Rep. Michele Bachmann recently announced that she will not seek re-election in 2014, and said her decision was not related to the ethics inquiry.
Michele Bachmann is facing yet another ethics inquiry, this time over whether her campaign coordinated with a Super PAC, in a violation of election laws. The investigation began after former staff member Peter Waldron complained to the FEC and FBI he overheard a conversation about advertising spots ahead of the Iowa caucus. The self-described whistleblower—the campaign is going with "disgruntled employee"—also revealed an email in which Bachmann’s husband, Marcus, solicited donations in excess of the $5,000 maximum allowed to be raised by campaign staff.

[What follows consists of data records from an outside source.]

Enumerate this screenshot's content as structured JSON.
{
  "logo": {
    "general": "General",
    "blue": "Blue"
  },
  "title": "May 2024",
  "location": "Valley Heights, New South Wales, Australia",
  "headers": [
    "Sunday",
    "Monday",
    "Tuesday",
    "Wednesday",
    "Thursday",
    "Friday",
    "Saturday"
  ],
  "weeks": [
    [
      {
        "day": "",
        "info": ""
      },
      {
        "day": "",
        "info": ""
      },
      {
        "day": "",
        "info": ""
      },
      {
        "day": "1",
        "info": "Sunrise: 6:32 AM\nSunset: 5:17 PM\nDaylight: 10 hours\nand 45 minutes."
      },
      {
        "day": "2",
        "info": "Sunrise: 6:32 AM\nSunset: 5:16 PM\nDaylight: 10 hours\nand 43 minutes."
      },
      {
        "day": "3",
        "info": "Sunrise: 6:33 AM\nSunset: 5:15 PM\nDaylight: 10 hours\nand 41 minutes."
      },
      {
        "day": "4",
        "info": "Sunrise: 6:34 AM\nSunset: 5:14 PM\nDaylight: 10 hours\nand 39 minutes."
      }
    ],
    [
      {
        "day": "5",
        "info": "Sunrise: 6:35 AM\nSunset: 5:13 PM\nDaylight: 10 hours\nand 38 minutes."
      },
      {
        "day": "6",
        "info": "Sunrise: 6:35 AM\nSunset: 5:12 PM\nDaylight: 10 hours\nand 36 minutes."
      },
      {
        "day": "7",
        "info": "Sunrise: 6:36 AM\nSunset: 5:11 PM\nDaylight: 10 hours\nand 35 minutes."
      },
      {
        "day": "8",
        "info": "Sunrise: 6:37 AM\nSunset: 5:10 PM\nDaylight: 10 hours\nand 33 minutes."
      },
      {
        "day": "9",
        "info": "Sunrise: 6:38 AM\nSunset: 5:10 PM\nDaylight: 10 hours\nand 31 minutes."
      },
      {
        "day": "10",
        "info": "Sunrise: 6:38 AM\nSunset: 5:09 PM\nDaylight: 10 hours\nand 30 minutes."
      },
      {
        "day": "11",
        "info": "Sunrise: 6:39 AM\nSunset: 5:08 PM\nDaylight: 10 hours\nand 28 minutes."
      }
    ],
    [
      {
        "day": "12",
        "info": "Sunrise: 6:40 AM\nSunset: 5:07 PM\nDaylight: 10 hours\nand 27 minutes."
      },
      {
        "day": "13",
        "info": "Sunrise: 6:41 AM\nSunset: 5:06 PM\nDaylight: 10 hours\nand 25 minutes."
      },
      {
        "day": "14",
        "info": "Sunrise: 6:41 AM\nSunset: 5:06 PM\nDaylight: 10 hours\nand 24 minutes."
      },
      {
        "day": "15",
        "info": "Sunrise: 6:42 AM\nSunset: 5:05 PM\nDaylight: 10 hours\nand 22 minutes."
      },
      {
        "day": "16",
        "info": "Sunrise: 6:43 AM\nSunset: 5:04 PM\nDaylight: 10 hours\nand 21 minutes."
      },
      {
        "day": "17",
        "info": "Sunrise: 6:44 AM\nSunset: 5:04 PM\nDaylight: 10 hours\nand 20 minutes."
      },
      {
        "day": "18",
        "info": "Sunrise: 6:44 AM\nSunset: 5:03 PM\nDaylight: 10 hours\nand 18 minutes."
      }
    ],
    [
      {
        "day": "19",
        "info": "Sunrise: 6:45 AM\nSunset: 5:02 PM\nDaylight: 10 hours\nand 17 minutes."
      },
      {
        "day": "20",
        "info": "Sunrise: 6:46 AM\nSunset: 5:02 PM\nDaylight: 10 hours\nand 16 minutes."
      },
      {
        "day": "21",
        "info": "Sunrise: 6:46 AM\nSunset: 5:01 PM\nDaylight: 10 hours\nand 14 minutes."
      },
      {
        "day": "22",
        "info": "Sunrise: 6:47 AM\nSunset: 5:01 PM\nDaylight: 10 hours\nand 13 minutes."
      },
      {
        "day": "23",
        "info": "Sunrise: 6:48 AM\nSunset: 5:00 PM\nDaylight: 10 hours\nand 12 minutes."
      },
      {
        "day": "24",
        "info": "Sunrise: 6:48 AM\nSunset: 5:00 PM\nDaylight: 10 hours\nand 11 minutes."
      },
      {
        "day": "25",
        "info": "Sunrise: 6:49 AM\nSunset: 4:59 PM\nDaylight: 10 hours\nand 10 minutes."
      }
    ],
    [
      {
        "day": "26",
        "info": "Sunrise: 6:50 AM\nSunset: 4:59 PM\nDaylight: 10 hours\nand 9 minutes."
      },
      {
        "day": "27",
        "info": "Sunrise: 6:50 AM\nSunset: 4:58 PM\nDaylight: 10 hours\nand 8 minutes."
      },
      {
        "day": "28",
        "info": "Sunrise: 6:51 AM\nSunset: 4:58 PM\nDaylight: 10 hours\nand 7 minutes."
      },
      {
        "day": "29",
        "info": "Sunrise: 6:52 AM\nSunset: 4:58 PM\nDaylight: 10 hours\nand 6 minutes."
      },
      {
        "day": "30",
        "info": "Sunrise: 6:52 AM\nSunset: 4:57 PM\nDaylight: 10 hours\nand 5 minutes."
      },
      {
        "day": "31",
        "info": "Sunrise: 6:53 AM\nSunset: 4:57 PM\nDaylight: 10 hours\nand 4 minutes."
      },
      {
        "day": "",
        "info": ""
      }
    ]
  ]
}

The House Ethics Committee is currently looking into allegations that the onetime Republican front-runner misused campaign funds and staff to promote her book.
"The Department of Justice demanded records from the super PAC last week of its finances and its communications with Mrs. Bachmann; Marcus Bachmann, her husband; and former staff members, according to a grand jury subpoena reviewed by The New York Times.
The investigation appears to stem from a complaint a former campaign staff member made to the Federal Election Commission and to the F.B.I. The staff member told of overhearing the president of the super PAC asking a Bachmann senior adviser about buying advertising on radio and TV stations in Des Moines ahead of the Iowa caucus on Jan. 3, 2012.
Coordination between a campaign and a super PAC violates federal election law if it meets certain criteria, said Paul S. Ryan, a senior counsel at the independent Campaign Legal Center.
Mrs. Bachmann is already the subject of a House Ethics Committee investigation into her campaign finances and allegations her staff was improperly used to promote her political biography, “Core of Conviction.”'
Waldron recently published a critical e-book, “Bachmannistan: Behind the Lines.”